_Work to be completed_
Lines in the listing below that contain the string "adipiscing" are to be found and copied.
»»
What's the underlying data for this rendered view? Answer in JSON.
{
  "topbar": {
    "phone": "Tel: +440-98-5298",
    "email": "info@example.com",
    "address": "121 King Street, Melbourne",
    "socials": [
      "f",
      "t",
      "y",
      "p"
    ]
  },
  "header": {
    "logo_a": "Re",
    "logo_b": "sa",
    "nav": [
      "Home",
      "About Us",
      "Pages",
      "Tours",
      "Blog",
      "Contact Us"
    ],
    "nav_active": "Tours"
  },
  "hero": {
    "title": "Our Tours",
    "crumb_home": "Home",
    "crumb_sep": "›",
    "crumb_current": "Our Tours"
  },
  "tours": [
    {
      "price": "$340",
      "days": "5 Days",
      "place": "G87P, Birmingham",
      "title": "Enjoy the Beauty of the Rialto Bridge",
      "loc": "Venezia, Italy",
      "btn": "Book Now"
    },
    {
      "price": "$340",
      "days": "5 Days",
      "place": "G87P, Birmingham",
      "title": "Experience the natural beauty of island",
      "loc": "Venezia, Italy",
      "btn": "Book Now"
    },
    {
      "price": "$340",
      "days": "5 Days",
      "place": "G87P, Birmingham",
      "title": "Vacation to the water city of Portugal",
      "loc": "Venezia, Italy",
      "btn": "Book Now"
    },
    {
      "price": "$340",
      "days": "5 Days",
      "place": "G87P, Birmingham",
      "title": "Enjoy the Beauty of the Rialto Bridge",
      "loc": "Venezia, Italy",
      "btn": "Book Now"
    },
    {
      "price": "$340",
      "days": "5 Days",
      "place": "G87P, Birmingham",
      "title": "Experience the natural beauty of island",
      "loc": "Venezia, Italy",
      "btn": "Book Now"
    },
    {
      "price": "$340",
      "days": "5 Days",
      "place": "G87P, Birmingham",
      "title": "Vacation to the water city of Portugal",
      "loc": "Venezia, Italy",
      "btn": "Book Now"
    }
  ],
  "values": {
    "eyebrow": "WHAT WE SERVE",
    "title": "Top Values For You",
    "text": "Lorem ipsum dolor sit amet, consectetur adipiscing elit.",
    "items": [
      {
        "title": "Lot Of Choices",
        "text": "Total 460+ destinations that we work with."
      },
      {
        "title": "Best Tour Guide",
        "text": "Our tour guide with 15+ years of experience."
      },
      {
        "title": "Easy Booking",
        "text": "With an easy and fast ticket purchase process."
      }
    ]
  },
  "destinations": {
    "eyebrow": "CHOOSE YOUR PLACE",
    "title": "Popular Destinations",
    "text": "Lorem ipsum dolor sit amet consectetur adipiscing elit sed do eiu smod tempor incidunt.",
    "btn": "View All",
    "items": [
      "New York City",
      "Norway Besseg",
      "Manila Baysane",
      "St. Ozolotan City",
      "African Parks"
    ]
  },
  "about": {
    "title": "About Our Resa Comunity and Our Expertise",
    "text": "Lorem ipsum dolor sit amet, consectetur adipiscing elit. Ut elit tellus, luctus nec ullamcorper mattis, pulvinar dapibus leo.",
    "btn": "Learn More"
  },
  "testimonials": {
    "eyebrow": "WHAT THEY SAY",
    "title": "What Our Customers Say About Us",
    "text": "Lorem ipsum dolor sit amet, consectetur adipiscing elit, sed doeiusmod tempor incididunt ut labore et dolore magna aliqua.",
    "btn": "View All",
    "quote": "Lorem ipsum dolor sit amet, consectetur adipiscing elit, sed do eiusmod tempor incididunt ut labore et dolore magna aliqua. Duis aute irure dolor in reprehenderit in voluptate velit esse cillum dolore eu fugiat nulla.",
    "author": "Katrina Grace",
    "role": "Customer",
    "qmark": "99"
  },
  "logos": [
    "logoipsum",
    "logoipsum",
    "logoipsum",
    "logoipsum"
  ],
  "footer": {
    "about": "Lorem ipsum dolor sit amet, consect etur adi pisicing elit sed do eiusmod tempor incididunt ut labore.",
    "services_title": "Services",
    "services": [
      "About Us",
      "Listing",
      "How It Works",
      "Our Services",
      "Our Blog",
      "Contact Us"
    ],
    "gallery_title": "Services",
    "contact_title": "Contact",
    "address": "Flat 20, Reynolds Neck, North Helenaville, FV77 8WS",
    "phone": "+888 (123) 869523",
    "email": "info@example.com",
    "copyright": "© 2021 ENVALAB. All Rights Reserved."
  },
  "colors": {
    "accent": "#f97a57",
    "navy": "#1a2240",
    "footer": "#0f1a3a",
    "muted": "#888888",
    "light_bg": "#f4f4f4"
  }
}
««
_Written solution_
    "text": "Lorem ipsum dolor sit amet, consectetur adipiscing elit.",
    "text": "Lorem ipsum dolor sit amet consectetur adipiscing elit sed do eiu smod tempor incidunt.",
    "text": "Lorem ipsum dolor sit amet, consectetur adipiscing elit. Ut elit tellus, luctus nec ullamcorper mattis, pulvinar dapibus leo.",
    "text": "Lorem ipsum dolor sit amet, consectetur adipiscing elit, sed doeiusmod tempor incididunt ut labore et dolore magna aliqua.",
    "quote": "Lorem ipsum dolor sit amet, consectetur adipiscing elit, sed do eiusmod tempor incididunt ut labore et dolore magna aliqua. Duis aute irure dolor in reprehenderit in voluptate velit esse cillum dolore eu fugiat nulla.",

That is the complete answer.